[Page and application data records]
┌──

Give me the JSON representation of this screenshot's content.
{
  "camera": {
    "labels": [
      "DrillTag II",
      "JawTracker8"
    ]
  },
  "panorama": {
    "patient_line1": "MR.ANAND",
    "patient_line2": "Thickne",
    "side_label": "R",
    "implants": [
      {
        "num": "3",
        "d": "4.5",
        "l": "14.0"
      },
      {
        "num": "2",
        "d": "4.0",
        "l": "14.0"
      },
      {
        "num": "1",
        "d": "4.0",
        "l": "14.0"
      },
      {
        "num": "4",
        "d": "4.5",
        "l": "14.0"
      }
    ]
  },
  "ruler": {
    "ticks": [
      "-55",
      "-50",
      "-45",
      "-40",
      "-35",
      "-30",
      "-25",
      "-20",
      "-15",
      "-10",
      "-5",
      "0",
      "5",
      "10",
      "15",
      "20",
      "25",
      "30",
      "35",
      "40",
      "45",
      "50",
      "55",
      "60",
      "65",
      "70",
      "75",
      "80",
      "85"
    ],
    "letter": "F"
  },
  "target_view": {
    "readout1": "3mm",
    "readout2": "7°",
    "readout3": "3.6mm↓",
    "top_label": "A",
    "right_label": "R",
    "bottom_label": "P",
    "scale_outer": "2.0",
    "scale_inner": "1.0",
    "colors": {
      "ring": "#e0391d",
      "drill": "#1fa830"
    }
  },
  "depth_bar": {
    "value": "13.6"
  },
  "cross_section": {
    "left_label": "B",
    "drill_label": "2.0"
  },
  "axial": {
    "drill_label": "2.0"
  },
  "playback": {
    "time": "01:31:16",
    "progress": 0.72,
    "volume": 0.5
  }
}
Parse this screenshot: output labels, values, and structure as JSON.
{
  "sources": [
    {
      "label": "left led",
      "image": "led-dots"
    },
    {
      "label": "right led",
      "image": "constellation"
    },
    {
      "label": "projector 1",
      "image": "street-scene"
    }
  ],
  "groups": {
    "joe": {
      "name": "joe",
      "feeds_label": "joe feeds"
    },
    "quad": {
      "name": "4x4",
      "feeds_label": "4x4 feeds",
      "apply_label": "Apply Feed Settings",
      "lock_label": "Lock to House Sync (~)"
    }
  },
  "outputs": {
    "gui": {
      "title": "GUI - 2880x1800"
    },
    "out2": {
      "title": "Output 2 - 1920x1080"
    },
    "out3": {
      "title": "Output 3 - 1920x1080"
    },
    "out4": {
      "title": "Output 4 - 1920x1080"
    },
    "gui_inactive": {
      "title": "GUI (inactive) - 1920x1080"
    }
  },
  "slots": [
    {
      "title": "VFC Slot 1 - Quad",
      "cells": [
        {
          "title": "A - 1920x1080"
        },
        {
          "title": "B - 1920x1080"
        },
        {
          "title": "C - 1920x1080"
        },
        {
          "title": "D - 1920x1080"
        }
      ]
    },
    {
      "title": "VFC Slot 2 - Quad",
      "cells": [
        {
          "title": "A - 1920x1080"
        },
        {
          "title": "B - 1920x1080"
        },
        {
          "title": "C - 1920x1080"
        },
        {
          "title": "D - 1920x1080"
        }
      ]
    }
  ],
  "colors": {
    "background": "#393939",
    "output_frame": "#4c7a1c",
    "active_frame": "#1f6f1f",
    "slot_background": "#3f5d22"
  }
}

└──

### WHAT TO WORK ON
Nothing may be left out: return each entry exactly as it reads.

### SOLUTION TO THIS PROBLEM
Give me the JSON representation of this screenshot's content.
{
  "camera": {
    "labels": [
      "DrillTag II",
      "JawTracker8"
    ]
  },
  "panorama": {
    "patient_line1": "MR.ANAND",
    "patient_line2": "Thickne",
    "side_label": "R",
    "implants": [
      {
        "num": "3",
        "d": "4.5",
        "l": "14.0"
      },
      {
        "num": "2",
        "d": "4.0",
        "l": "14.0"
      },
      {
        "num": "1",
        "d": "4.0",
        "l": "14.0"
      },
      {
        "num": "4",
        "d": "4.5",
        "l": "14.0"
      }
    ]
  },
  "ruler": {
    "ticks": [
      "-55",
      "-50",
      "-45",
      "-40",
      "-35",
      "-30",
      "-25",
      "-20",
      "-15",
      "-10",
      "-5",
      "0",
      "5",
      "10",
      "15",
      "20",
      "25",
      "30",
      "35",
      "40",
      "45",
      "50",
      "55",
      "60",
      "65",
      "70",
      "75",
      "80",
      "85"
    ],
    "letter": "F"
  },
  "target_view": {
    "readout1": "3mm",
    "readout2": "7°",
    "readout3": "3.6mm↓",
    "top_label": "A",
    "right_label": "R",
    "bottom_label": "P",
    "scale_outer": "2.0",
    "scale_inner": "1.0",
    "colors": {
      "ring": "#e0391d",
      "drill": "#1fa830"
    }
  },
  "depth_bar": {
    "value": "13.6"
  },
  "cross_section": {
    "left_label": "B",
    "drill_label": "2.0"
  },
  "axial": {
    "drill_label": "2.0"
  },
  "playback": {
    "time": "01:31:16",
    "progress": 0.72,
    "volume": 0.5
  }
}
Parse this screenshot: output labels, values, and structure as JSON.
{
  "sources": [
    {
      "label": "left led",
      "image": "led-dots"
    },
    {
      "label": "right led",
      "image": "constellation"
    },
    {
      "label": "projector 1",
      "image": "street-scene"
    }
  ],
  "groups": {
    "joe": {
      "name": "joe",
      "feeds_label": "joe feeds"
    },
    "quad": {
      "name": "4x4",
      "feeds_label": "4x4 feeds",
      "apply_label": "Apply Feed Settings",
      "lock_label": "Lock to House Sync (~)"
    }
  },
  "outputs": {
    "gui": {
      "title": "GUI - 2880x1800"
    },
    "out2": {
      "title": "Output 2 - 1920x1080"
    },
    "out3": {
      "title": "Output 3 - 1920x1080"
    },
    "out4": {
      "title": "Output 4 - 1920x1080"
    },
    "gui_inactive": {
      "title": "GUI (inactive) - 1920x1080"
    }
  },
  "slots": [
    {
      "title": "VFC Slot 1 - Quad",
      "cells": [
        {
          "title": "A - 1920x1080"
        },
        {
          "title": "B - 1920x1080"
        },
        {
          "title": "C - 1920x1080"
        },
        {
          "title": "D - 1920x1080"
        }
      ]
    },
    {
      "title": "VFC Slot 2 - Quad",
      "cells": [
        {
          "title": "A - 1920x1080"
        },
        {
          "title": "B - 1920x1080"
        },
        {
          "title": "C - 1920x1080"
        },
        {
          "title": "D - 1920x1080"
        }
      ]
    }
  ],
  "colors": {
    "background": "#393939",
    "output_frame": "#4c7a1c",
    "active_frame": "#1f6f1f",
    "slot_background": "#3f5d22"
  }
}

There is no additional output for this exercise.